“The Other Einstein aims to tell the story of a brilliant woman whose light has been lost in Albert’s enormous shadow — that of Mileva Maric.” — From the Marie Benedict (author) in an afterword

Marie Benedict, the author of The Other Einstein, achieves what she set out for herself. The novel integrates thin but intriguing documentary evidence about Mileva Maric with rich imaginative story-telling to create a compelling and intricate fictional biography of Albert Einstein’s first wife.

When we first meet Mileva, she is a nervous but brilliant young woman training in physics at university, an unusual accomplishment in this era, one that in itself suggests an exceptional and tenacious mind, able to overcome the masculine dominance of both society and science in her noble quest for the pure knowledge of physics. Ironically, her intellectual pursuits are enabled by a modest physical disability affecting her leg, rendering her unmarriageable in her parents’ eyes. Read the rest of this entry »

The Lady of the Lake: A ghost story

Saponify: to convert a fat into soap by treating with an alkali

Thankfully, few of us know much about the process of saponification. A pair of fishermen in 1940 found out the hard way that when a human body is exposed to sufficient amounts of alkali and pressure, and refrigerated to prevent decay, naturally occurring fat turns into a soap-like substance. When they noticed a woman’s body (recognizably female and wearing slightly outdated clothes) bobbing on the surface of Lake Crescent, the flesh slipped and oozed off like soap as they wrestled her to shore.

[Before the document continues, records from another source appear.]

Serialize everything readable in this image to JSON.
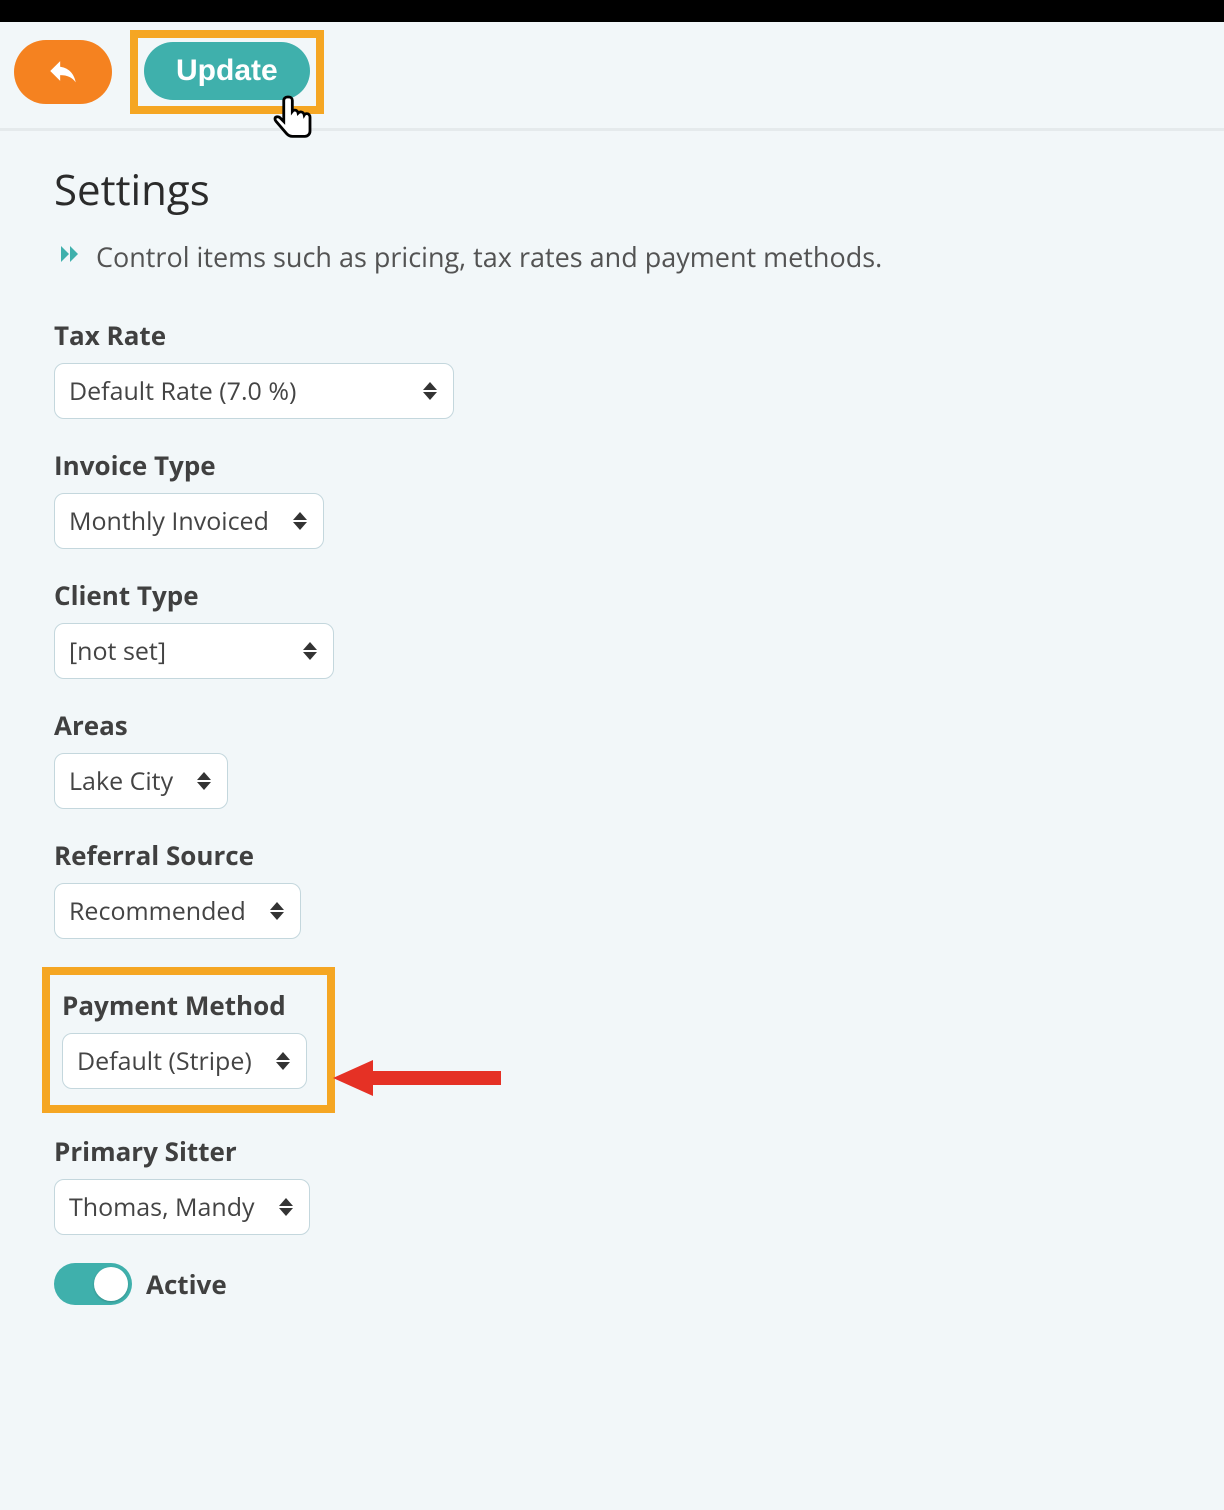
{
  "toolbar": {
    "update_label": "Update"
  },
  "page": {
    "title": "Settings",
    "subtitle": "Control items such as pricing, tax rates and payment methods."
  },
  "fields": {
    "tax_rate": {
      "label": "Tax Rate",
      "value": "Default Rate (7.0 %)"
    },
    "invoice_type": {
      "label": "Invoice Type",
      "value": "Monthly Invoiced"
    },
    "client_type": {
      "label": "Client Type",
      "value": "[not set]"
    },
    "areas": {
      "label": "Areas",
      "value": "Lake City"
    },
    "referral_source": {
      "label": "Referral Source",
      "value": "Recommended"
    },
    "payment_method": {
      "label": "Payment Method",
      "value": "Default (Stripe)"
    },
    "primary_sitter": {
      "label": "Primary Sitter",
      "value": "Thomas, Mandy"
    },
    "active": {
      "label": "Active",
      "on": true
    }
  }
}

Thus began the legend of the Lady of the Lake.  Read the rest of this entry »